It is almost daily that new research emerges showing the harms of shale gas for our communities, our country and our earth. Among the most recent scientific findings is that as much as 9% of the methane -- one of the most potent greenhouse gases known to man -- produced while drilling for gas is lost to the atmosphere. That 9% coupled with all the methane emitted during the transport of gas through pipelines, storage and use of the gas means that shale gas is a more potent contributor to climate change than any other fossil fuel – 21 to 33 times more potent than carbon dioxide if you look over a 100 year period; if you look over the next 20 years when it is the most crucial that we reduce damaging emissions it is over 72 times more potent. So shale gas, when you take into consideration all of the construction activities, including truck trips burning dirty diesel, compressor stations, deforestation and the release of methane to the atmosphere is increasingly found to be not better than coal -- and no matter how you slice it is certainly not better than solar or other sustainable options – for saving us from climate change.
Creating “green” fracking fluids, reusing frack wastewater to the degree it can be, reducing leaks in pipelines to try to reduce the release of methane, for example, cannot and do not avoid the array of harms and vast levels of devastation shale gas development inflicts. It’s not a matter of managing the harm – in the parlance of best management practices – because the damages are uncontrollable and inevitable. The only truly safe path is to abandon the folly that is shale gas and fracking and instead to invest in truly protective and reliable energy options such as solar and other sustainable options.
 See, e.g., New York State Dep’t of Envtl.
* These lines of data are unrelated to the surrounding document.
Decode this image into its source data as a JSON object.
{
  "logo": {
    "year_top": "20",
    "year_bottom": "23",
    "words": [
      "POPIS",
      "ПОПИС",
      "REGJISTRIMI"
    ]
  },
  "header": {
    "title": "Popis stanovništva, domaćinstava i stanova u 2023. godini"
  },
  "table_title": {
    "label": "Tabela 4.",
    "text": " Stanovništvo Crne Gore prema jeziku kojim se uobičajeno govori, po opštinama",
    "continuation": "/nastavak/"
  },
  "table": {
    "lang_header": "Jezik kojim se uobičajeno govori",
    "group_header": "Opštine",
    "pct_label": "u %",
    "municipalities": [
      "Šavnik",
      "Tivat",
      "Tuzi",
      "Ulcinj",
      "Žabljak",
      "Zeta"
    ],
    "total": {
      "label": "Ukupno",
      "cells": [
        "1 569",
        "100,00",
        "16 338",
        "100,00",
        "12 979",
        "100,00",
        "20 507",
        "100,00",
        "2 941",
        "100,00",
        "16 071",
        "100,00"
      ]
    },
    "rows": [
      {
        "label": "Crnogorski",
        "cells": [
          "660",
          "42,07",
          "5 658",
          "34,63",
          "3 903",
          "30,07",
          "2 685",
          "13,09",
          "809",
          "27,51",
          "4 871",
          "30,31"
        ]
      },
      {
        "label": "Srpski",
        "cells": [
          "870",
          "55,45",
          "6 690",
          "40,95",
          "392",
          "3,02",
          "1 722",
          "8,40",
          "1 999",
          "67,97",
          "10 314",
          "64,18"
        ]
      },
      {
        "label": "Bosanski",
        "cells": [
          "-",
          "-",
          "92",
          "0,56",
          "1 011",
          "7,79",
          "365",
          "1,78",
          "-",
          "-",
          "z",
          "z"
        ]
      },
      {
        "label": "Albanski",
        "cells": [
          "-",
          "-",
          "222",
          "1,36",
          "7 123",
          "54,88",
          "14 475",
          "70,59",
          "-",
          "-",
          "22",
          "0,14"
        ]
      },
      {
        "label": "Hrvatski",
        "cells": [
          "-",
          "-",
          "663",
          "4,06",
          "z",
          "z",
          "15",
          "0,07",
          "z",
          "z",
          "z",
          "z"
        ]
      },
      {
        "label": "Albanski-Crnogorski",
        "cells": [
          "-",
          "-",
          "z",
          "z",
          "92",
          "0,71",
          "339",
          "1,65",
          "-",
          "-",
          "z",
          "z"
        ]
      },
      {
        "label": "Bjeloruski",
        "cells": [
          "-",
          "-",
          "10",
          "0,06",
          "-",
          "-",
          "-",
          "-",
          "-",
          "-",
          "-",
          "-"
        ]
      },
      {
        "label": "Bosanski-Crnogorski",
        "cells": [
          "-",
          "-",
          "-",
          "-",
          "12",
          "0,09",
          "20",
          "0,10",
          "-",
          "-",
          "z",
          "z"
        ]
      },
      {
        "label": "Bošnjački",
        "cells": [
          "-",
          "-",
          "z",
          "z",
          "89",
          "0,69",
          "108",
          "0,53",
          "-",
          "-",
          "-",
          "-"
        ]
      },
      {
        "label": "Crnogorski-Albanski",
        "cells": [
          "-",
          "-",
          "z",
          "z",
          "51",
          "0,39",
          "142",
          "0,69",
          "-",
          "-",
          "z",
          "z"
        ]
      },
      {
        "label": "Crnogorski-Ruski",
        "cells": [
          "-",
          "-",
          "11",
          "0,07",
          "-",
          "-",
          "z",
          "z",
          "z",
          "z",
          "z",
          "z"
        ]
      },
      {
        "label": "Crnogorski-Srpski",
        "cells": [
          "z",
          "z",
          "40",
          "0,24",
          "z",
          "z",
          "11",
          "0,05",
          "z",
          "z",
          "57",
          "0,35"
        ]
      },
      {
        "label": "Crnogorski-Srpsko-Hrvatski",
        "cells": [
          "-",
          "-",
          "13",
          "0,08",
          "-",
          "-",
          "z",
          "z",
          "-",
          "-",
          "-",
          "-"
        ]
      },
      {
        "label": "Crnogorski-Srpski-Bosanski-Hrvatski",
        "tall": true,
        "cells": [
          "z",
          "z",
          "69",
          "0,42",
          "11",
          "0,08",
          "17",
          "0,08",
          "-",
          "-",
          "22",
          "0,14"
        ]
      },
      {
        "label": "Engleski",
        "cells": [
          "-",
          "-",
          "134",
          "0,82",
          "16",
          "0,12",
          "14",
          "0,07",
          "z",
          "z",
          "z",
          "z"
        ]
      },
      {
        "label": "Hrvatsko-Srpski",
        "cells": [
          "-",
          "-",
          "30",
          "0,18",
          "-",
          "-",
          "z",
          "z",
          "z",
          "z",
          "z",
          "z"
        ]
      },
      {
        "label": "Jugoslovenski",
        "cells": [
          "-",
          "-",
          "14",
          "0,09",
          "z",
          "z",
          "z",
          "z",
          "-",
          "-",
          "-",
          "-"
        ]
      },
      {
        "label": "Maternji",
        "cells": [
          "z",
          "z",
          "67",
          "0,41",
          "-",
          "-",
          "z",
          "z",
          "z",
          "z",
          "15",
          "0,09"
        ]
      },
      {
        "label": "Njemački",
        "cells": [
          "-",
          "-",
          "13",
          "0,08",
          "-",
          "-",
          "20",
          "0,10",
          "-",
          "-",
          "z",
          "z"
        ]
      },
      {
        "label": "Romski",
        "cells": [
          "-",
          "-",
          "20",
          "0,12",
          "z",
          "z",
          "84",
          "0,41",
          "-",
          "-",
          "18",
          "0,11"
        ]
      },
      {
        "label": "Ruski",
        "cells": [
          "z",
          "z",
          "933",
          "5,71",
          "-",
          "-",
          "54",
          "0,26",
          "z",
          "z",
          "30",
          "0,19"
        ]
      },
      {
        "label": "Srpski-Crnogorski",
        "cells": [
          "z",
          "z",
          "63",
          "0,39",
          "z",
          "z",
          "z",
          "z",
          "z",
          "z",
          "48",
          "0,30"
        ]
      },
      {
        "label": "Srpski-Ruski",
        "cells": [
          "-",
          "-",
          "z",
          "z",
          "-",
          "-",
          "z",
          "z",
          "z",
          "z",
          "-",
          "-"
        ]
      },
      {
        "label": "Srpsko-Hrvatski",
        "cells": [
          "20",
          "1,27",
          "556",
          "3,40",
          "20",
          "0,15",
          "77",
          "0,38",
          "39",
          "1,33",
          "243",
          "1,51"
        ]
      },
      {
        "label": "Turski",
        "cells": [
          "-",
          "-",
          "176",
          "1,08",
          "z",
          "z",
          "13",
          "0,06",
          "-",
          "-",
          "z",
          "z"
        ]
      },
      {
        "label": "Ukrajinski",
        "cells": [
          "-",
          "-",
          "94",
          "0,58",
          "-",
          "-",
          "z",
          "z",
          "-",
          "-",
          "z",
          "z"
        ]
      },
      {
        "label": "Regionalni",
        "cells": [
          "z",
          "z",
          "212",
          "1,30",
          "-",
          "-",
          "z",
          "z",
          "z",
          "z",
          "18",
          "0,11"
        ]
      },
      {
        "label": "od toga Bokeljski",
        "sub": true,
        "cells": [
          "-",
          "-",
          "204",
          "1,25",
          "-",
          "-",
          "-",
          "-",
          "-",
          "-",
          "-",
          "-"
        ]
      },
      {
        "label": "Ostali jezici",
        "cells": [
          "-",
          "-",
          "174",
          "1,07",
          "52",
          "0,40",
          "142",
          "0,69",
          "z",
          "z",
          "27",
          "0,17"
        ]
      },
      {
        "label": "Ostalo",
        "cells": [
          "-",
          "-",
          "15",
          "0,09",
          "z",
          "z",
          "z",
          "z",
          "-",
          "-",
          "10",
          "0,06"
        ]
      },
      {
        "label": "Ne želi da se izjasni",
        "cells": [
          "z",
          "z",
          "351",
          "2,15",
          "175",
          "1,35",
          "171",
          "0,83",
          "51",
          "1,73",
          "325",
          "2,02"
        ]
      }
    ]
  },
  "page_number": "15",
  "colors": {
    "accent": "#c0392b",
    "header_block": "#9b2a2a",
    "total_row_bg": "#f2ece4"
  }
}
Conservation, Revised Draft Supplemental Generic Environmental Impact Statement on the Oil, Gas, and Solution Mining Regulatory Program: Well Permit Issuance for Horizontal Drilling and High-Volume Hydraulic Fracturing to Develop the Marcellus Shale and Other Low-Permeability Gas Reservoirs 5-10 (2011), available at http://www.dec.ny.gov/data/dmn/rdsgeisfull0911.pdf
 The Nature Conservancy, “Pennsylvania Energy Impacts Assessment Report 1: Marcellus Shale Natural Gas and Wind,” November 5, 2010, at 10, available at http://www.nature.org/media/pa/pa_energy_assessment_report.pdf . The range of numbers reflects low, medium, and high shale gas expansion scenarios over the next 30 years of 6,000, 10,000, and 15,000 new well pads.
 Id. at 29.
 The Nature Conservancy, “Natural Gas Pipelines,” Excerpt from Report 2 of the Pennsylvania Energy Impacts Assessment, December 16, 2011, at 5, available at http://www.nature.org/ourinitiatives/regions/northamerica/unitedstates/pennsylvania/ng-pipelines.pdf
 Id. at 5-6.
 The Nature Conservancy, “An Assessment of the Potential Impacts of High Volume Hydraulic Fracturing (HVHF) on Forest Resources,” Dec, 19, 2011, at 4, available at http://www.nature.org/ourinitiatives/regions/northamerica/unitedstates/newyork/ny-hydrofracking-impacts-20111220.pdf
 See North American LNG Import/Export Facilities, Office of Energy Projects. http://ferc.gov/industries/gas/indus-act/lng/LNG-proposed-potential.pdf
 Methane Leaks Erode Green Credentials of Natural Gas, Nature International Weekly Journal of Science, Jan. 2, 2013. See also R. Howarth, D Shindell, R. Santoro, A. Ingraffea, N. Phillips, A Townsend-Small, Methane Emissions from Natural Gas Systems, Background Paper Prepared for the National Climate Assessment, Reference number 2011-0003, Feb. 25, 2012.
 R. Howarth, D Shindell, R. Santoro, A. Ingraffea, N. Phillips, A Townsend-Small, Methane Emissions from Natural Gas Systems, Background Paper Prepared for the National Climate Assessment, Reference number 2011-0003, Feb. 25, 2012; R.W. Howarth, R. Santoro, A. Ingraffea, Methane and the greenhouse-gas footprint of natural gas from shale formations, Climatic Change, June 2011, Volume 106, Issue 4, pp 679-690.